                                                              How is the listener supposed to know what you mean? The person that you’re talking to will start to fill in the gaps with something that may very well be completely different to what you mean. You’re thinking “pass me the salt,” but you get passed the pepper. This can be infuriating for the listener, and more importantly, can create a lack of understanding and ultimately produce conflict.

                                                              Before you speak, try to label people, places and objects in a way that it is easy for any listeners to understand.

                                                              What words am I using?

                                                              It’s well known that our use of nouns and verbs (or lack of them) gives an insight into where we grew up, our education, our thoughts and our feelings.

                                                              Less well known is that the use of pronouns offers a critical insight into how we emotionally code our sentences. James Pennebaker’s research in the 1990’s concluded that function words are important keys to someone’s psychological state and reveal much more than content words do.

                                                              Starting a sentence with “I think…” demonstrates self-focus rather than empathy with the speaker, whereas asking the speaker to elaborate or quantify what they’re saying clearly shows that you’re listening and have respect even if you disagree.

                                                              Advertising

                                                              Is the map really the territory?

                                                              Before speaking, we sometimes construct a scenario that makes us act in a way that isn’t necessarily reflective of the actual situation.

                                                              A while ago, John promised to help me out in a big way with a project that I was working on. After an initial meeting and some big promises, we put together a plan and set off on its execution.
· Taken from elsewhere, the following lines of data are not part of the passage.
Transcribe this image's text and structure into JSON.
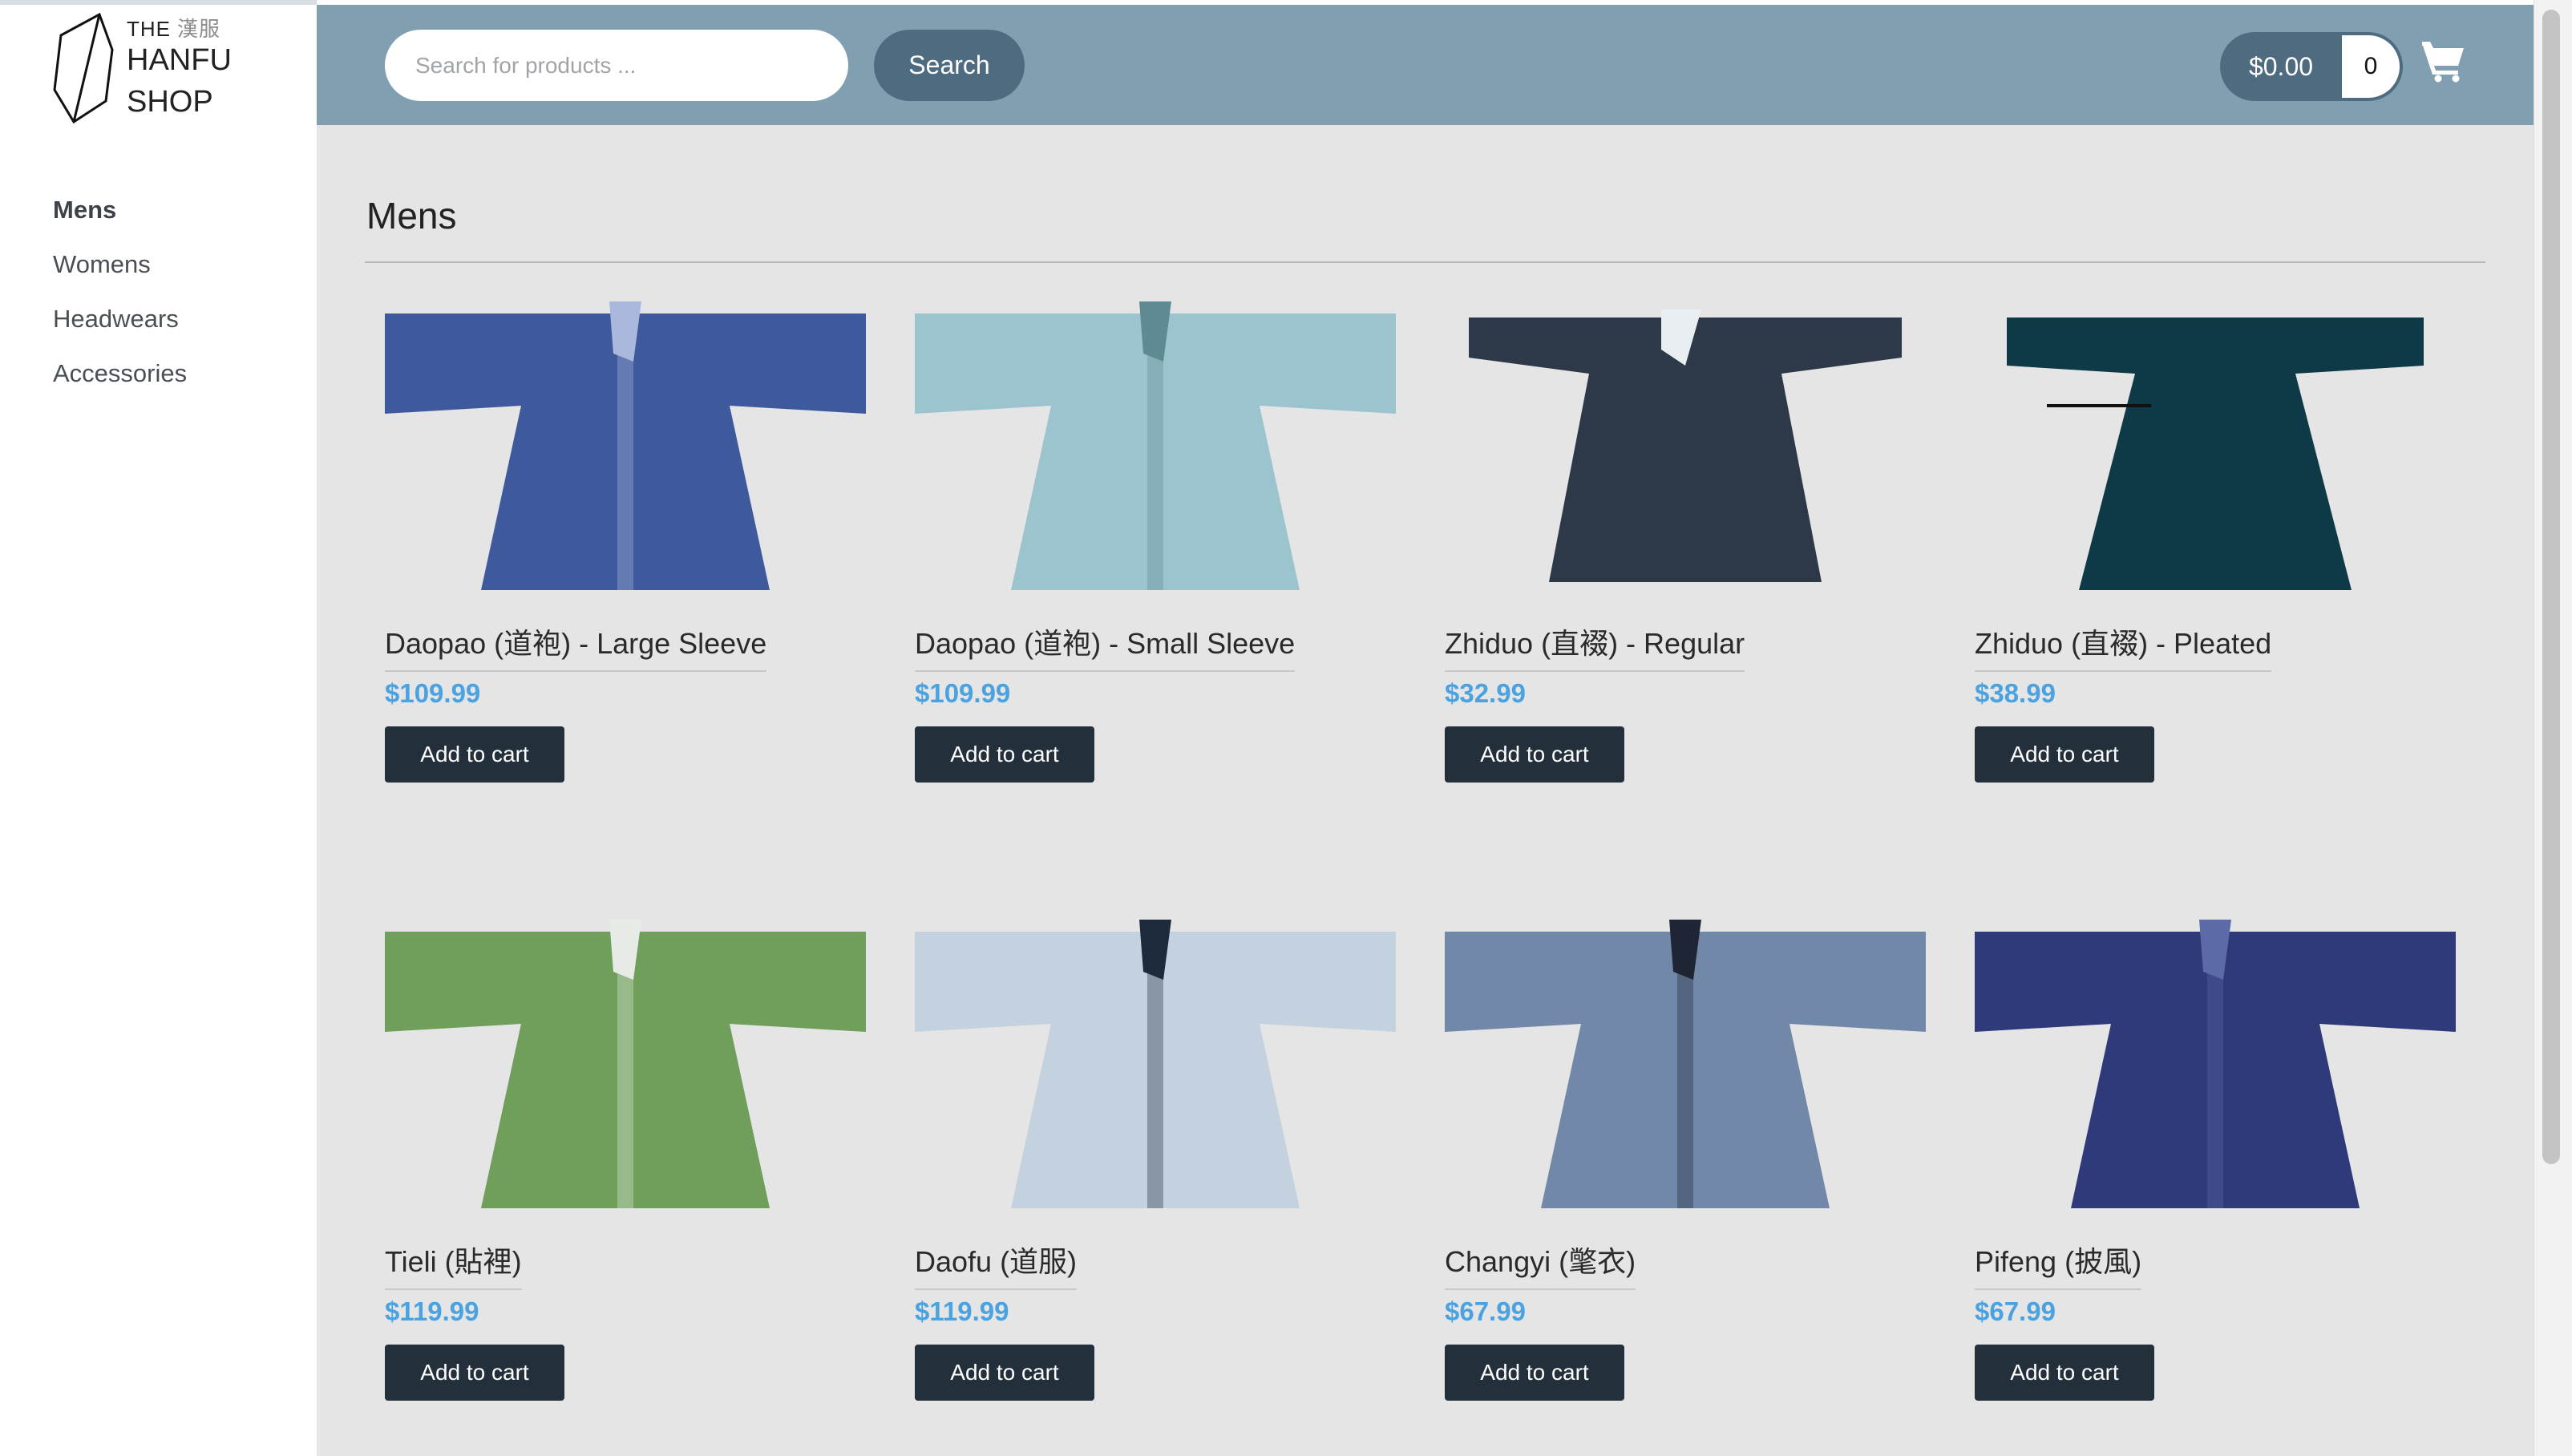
{
  "brand": {
    "line1": "THE",
    "line1_cn": "漢服",
    "line2": "HANFU",
    "line3": "SHOP"
  },
  "search": {
    "placeholder": "Search for products ...",
    "button_label": "Search"
  },
  "cart": {
    "total": "$0.00",
    "count": "0",
    "icon": "shopping-cart-icon"
  },
  "sidebar": {
    "items": [
      {
        "label": "Mens",
        "active": true
      },
      {
        "label": "Womens",
        "active": false
      },
      {
        "label": "Headwears",
        "active": false
      },
      {
        "label": "Accessories",
        "active": false
      }
    ]
  },
  "page": {
    "title": "Mens"
  },
  "products": [
    {
      "name": "Daopao (道袍) - Large Sleeve",
      "price": "$109.99",
      "button": "Add to cart",
      "color": "#3f5a9c",
      "trim": "#a9b8dc"
    },
    {
      "name": "Daopao (道袍) - Small Sleeve",
      "price": "$109.99",
      "button": "Add to cart",
      "color": "#9cc4cf",
      "trim": "#5f8a93"
    },
    {
      "name": "Zhiduo (直裰) - Regular",
      "price": "$32.99",
      "button": "Add to cart",
      "color": "#2d3848",
      "trim": "#e9eef2"
    },
    {
      "name": "Zhiduo (直裰) - Pleated",
      "price": "$38.99",
      "button": "Add to cart",
      "color": "#0e3a48",
      "trim": "#0e3a48"
    },
    {
      "name": "Tieli (貼裡)",
      "price": "$119.99",
      "button": "Add to cart",
      "color": "#6f9f5a",
      "trim": "#e6ebe6"
    },
    {
      "name": "Daofu (道服)",
      "price": "$119.99",
      "button": "Add to cart",
      "color": "#c3d2de",
      "trim": "#1c2a3c"
    },
    {
      "name": "Changyi (氅衣)",
      "price": "$67.99",
      "button": "Add to cart",
      "color": "#7288a8",
      "trim": "#1e2534"
    },
    {
      "name": "Pifeng (披風)",
      "price": "$67.99",
      "button": "Add to cart",
      "color": "#2e3a7a",
      "trim": "#5c6aa8"
    }
  ]
}
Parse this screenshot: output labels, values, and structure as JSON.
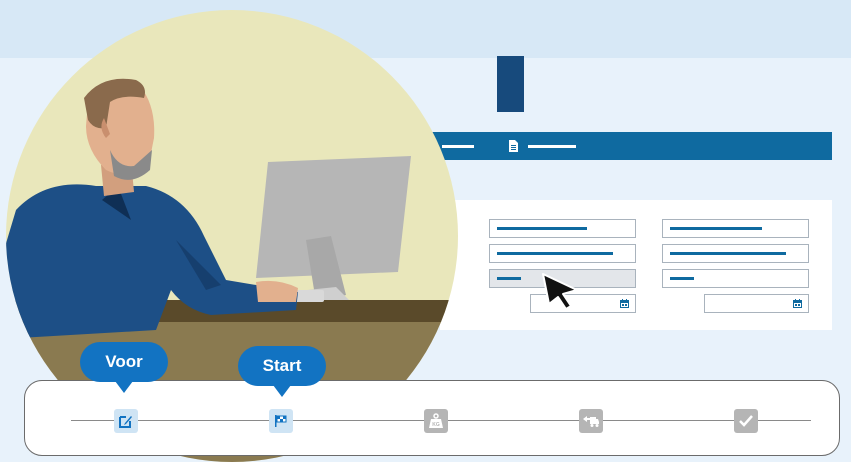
{
  "bubbles": {
    "voor": "Voor",
    "start": "Start"
  },
  "steps": [
    {
      "icon": "edit-icon",
      "state": "active"
    },
    {
      "icon": "checkered-flag-icon",
      "state": "active"
    },
    {
      "icon": "weight-kg-icon",
      "state": "inactive"
    },
    {
      "icon": "truck-unload-icon",
      "state": "inactive"
    },
    {
      "icon": "checkmark-icon",
      "state": "inactive"
    }
  ],
  "weight_icon_text": "KG",
  "colors": {
    "accent": "#1273c2",
    "navbar": "#0f6aa0",
    "logo": "#174a7c",
    "inactive_step": "#b5b5b5"
  }
}
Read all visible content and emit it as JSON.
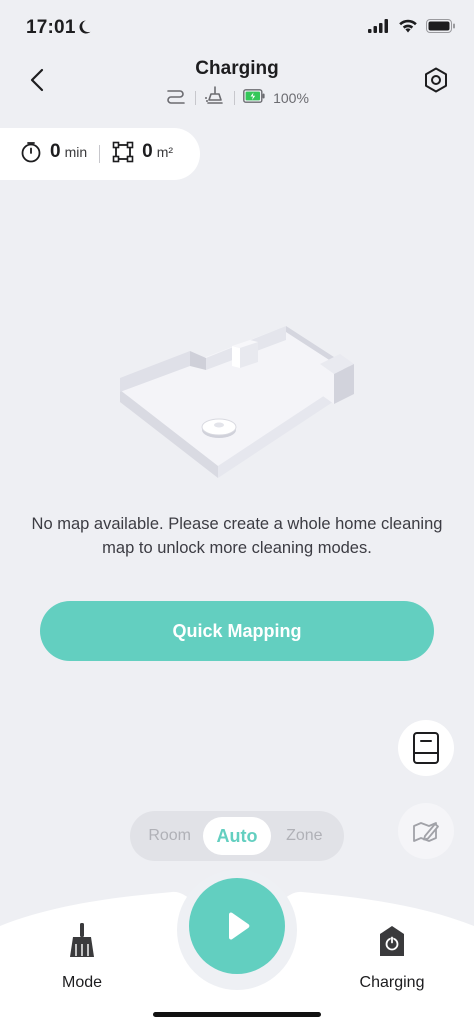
{
  "status_bar": {
    "time": "17:01"
  },
  "header": {
    "title": "Charging",
    "battery_text": "100%"
  },
  "stats": {
    "time_value": "0",
    "time_unit": "min",
    "area_value": "0",
    "area_unit": "m²"
  },
  "main": {
    "empty_message": "No map available. Please create a whole home cleaning map to unlock more cleaning modes.",
    "quick_mapping_label": "Quick Mapping"
  },
  "mode_switch": {
    "options": [
      "Room",
      "Auto",
      "Zone"
    ],
    "selected": "Auto"
  },
  "bottom_nav": {
    "mode_label": "Mode",
    "charging_label": "Charging"
  },
  "colors": {
    "accent": "#63cfc0",
    "background": "#eeeff3",
    "battery_green": "#34c759"
  }
}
A week or so went by, and I tried to get a hold of John to see how things were going. After voice mails and emails with no reply and general silence, I tried again a week later and still got no response.

                                                              I was frustrated and started to get more than a bit vexed. The project obviously meant more to me than it did to him, and I started to construct all manner of crazy scenarios. I finally got through to John and immediately started a mild rant about making promises you can’t keep. He stopped me in my tracks with the news that his brother had died. If I’d have just thought before I spoke…

                                                              Read Next